“I’m not saying I’m going to make any difference,” said Heaney, who will start Sunday’s series finale against the Texas Rangers, “but I think I’m ready to go, ready to get back out there and prove my worth on the field. I think that’s what all players want, to show what they can do against the world’s best.”
Inflammation in his surgically repaired elbow limited Heaney to 1 2/3 innings this spring and relegated him to the injured list to start the season.
The mental toll of another physical setback sent Heaney, who missed most of 2016 and 2017 because of Tommy John surgery, into a bit of an emotional tailspin, the pitcher opening up about his struggles during a 20-minute, expletive-laced interview with reporters April 5.
“I’ll wake up and say, ‘My body is a piece of … ’” Heaney said. “Like, it betrayed me. I hate myself. I hate my body. There are times that is genuinely going through my brain, but that is not … healthy.”
Heaney is known for his authenticity, for his willingness to speak his mind, but the anguish in his comments caught some teammates off guard.
“First off, you want to know if he’s OK, No. 1, as a person, not as a baseball player, because ultimately, we’re only baseball players for a short amount of time,” said fellow left-hander Tyler Skaggs, who missed all of 2015 and most of 2016 because of elbow surgery. “You need to know how he is personally, how he’s doing, and I know he’s fine and that he was just venting his frustration.
“I told him ‘I’m always here for you.’ We’ve been teammates for four years. He’s pretty much my closest friend on the team, and I get it. We never want to be injured. It stinks that over the years he and I have both been bitten by the injury bug. I know exactly what he’s going through. I feel his pain.”
Heaney had only one regret about being “genuine and honest and sincere” with reporters. After reading his comments and talking to players who reached out to him, he wished he would have offered some solution.
“Yes, I’m frustrated. Yes, I’ve had my fair share of things that haven’t gone right, but a lot of other guys have had it worse than I have. It didn’t come across that I’m doing something to make it better, to get better and to be better for it, and to figure out things for myself moving forward.
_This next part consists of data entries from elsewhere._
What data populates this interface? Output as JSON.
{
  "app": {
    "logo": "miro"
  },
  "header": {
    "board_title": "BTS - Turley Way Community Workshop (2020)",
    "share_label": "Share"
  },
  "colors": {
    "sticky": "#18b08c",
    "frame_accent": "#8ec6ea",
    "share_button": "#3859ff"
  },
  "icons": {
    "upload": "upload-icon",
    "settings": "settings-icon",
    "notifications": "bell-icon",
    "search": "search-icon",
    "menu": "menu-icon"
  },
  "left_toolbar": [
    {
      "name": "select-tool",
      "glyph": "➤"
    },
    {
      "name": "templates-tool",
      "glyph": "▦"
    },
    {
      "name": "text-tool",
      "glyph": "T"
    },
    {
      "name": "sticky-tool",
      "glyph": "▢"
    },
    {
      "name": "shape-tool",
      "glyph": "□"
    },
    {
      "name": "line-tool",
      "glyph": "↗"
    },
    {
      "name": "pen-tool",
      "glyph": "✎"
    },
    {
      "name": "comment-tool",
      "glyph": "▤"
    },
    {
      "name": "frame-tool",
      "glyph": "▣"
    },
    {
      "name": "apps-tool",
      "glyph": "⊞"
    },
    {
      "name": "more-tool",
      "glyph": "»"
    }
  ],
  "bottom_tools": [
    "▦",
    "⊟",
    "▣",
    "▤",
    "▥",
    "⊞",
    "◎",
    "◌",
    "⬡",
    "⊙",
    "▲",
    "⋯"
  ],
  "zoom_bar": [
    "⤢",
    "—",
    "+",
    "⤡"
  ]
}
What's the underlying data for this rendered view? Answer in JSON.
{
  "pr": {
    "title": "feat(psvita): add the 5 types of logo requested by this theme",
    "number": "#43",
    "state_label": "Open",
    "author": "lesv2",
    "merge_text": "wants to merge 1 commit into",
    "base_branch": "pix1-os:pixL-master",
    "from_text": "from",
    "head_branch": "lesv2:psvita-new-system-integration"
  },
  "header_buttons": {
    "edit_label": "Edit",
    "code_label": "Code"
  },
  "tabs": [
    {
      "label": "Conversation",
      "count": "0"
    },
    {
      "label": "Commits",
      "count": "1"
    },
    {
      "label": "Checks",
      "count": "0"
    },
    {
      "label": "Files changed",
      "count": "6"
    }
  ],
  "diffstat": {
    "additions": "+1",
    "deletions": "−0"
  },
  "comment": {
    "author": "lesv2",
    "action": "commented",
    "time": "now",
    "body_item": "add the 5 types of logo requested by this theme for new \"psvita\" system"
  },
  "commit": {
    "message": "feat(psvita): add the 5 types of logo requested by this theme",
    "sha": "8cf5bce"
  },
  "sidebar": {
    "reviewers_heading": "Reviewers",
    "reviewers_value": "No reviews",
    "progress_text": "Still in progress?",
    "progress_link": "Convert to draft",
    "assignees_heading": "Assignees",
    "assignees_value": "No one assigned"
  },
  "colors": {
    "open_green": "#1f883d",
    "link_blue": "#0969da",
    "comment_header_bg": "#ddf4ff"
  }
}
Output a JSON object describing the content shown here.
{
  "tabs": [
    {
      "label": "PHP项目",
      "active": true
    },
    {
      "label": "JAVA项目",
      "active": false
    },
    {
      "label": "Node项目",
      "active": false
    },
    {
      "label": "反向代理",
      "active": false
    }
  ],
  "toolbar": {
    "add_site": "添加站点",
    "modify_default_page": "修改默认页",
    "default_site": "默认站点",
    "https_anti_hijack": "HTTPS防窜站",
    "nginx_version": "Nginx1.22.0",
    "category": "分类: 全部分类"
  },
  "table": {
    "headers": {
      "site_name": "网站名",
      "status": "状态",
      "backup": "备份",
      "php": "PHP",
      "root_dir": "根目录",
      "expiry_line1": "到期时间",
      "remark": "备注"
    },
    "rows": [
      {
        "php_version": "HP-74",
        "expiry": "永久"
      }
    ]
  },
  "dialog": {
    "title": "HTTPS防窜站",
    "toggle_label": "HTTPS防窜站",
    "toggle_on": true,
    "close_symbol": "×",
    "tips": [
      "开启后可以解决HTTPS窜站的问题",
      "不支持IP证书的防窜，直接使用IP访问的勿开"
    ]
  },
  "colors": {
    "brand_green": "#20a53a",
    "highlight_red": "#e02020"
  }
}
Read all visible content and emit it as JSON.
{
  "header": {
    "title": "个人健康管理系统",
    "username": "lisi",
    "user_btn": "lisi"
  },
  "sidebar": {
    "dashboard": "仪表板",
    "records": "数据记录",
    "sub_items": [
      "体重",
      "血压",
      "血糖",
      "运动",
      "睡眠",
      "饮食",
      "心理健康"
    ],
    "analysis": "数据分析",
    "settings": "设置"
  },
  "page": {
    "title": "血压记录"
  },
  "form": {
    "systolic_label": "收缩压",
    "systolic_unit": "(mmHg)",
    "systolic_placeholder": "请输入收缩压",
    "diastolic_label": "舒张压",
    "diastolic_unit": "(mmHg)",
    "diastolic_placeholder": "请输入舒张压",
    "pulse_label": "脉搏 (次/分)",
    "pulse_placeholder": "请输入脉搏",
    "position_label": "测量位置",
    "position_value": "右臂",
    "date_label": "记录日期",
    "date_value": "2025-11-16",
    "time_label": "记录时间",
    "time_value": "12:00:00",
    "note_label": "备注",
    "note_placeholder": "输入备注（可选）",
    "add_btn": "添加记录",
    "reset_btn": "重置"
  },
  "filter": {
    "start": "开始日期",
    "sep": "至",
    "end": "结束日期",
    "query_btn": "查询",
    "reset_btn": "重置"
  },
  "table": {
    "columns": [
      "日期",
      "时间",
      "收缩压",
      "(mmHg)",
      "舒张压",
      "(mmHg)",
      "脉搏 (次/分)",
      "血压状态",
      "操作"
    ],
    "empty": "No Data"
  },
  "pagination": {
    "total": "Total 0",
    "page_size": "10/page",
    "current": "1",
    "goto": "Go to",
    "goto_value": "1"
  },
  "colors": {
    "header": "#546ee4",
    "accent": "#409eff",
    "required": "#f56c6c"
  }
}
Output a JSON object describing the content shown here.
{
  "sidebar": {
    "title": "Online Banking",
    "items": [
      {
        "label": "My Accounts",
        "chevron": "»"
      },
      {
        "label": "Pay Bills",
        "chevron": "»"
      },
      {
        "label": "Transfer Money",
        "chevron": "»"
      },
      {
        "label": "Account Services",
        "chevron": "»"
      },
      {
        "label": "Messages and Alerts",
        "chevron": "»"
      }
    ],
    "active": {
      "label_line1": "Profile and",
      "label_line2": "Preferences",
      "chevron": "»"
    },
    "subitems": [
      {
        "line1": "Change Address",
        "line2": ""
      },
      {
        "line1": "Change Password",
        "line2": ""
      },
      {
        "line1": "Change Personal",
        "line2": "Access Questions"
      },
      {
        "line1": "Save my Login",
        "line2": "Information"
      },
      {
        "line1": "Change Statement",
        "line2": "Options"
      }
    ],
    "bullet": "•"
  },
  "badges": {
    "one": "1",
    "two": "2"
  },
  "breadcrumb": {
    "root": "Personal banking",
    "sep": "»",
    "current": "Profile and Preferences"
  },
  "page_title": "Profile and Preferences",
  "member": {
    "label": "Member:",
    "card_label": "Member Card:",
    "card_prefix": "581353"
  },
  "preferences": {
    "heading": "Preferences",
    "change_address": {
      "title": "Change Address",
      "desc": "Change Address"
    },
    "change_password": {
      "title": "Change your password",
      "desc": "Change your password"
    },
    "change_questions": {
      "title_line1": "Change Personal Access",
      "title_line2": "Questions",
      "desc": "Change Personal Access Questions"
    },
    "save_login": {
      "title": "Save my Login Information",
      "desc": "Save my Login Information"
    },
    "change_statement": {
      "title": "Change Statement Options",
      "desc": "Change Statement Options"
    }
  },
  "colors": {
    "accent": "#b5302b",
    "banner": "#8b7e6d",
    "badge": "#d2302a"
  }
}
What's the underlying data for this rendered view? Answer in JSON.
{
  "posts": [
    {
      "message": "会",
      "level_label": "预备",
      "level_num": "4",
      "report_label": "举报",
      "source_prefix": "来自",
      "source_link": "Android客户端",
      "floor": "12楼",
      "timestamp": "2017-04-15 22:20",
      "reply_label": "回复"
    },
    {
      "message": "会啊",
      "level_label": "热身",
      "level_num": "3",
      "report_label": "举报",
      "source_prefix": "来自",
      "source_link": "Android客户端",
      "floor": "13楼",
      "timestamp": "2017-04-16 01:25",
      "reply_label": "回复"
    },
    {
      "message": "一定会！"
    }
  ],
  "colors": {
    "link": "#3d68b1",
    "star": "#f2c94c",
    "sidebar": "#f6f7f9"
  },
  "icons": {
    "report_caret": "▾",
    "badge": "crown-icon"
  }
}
That was the one regret I had.”
Heaney, who will take the rotation spot of right-hander Matt Harvey, who was placed on the 10-day injured list Saturday because of an upper-back strain, hopes his actions over the next four months speak louder than any words.
A return to his form of last year, when he went 9-10 with a 4.15 ERA in 30 starts, striking out 180 and walking 45 in a career-high 180 innings, would be a huge boost for a sagging starting staff.
“He would have been our opening-day starter, and it’s a tough blow when you’re opening-day starter is not ready until the end of May,” Skaggs said. “Just look what he did last year. He’s a great pitcher.”
Heaney completed a spring training-like throwing progression over the last month, his rehabilitation culminating with last Monday’s 4-1/3-inning, two-hit, 10-strikeout start for triple-A Salt Lake against Las Vegas.
Next stop: a major league game.
“I’ve been feeling good physically and mechanically for a couple of weeks now — I feel dialed in,” Heaney said. “I think I can get back to being the guy I was last year pretty quickly.
“Most good rotations feed off of each other. I’m going to go out there and do my best to do better than the guy before me and hope the guy after me does better than I do.”